-- Opening Marker --
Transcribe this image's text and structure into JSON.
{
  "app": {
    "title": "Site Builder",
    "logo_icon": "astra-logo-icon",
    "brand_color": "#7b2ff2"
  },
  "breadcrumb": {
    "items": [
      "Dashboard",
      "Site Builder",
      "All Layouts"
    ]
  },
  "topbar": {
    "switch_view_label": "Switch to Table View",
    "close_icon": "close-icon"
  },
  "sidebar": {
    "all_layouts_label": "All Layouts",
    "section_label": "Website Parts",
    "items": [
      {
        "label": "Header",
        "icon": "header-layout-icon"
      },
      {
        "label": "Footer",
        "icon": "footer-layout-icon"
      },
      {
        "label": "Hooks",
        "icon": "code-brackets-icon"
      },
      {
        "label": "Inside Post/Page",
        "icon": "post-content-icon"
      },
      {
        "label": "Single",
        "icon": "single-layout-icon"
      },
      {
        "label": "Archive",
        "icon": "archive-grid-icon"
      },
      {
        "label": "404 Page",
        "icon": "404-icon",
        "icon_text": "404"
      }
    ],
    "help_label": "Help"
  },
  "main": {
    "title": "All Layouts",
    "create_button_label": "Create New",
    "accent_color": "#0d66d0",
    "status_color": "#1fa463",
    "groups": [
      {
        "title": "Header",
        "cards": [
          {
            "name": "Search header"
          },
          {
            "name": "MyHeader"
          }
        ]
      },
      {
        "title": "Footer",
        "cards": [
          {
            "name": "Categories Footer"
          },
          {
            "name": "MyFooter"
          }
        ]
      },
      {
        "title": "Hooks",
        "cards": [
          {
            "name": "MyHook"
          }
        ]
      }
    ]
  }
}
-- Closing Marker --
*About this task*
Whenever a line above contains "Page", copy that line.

*Reply to the task*
        "label": "Inside Post/Page",
        "label": "404 Page",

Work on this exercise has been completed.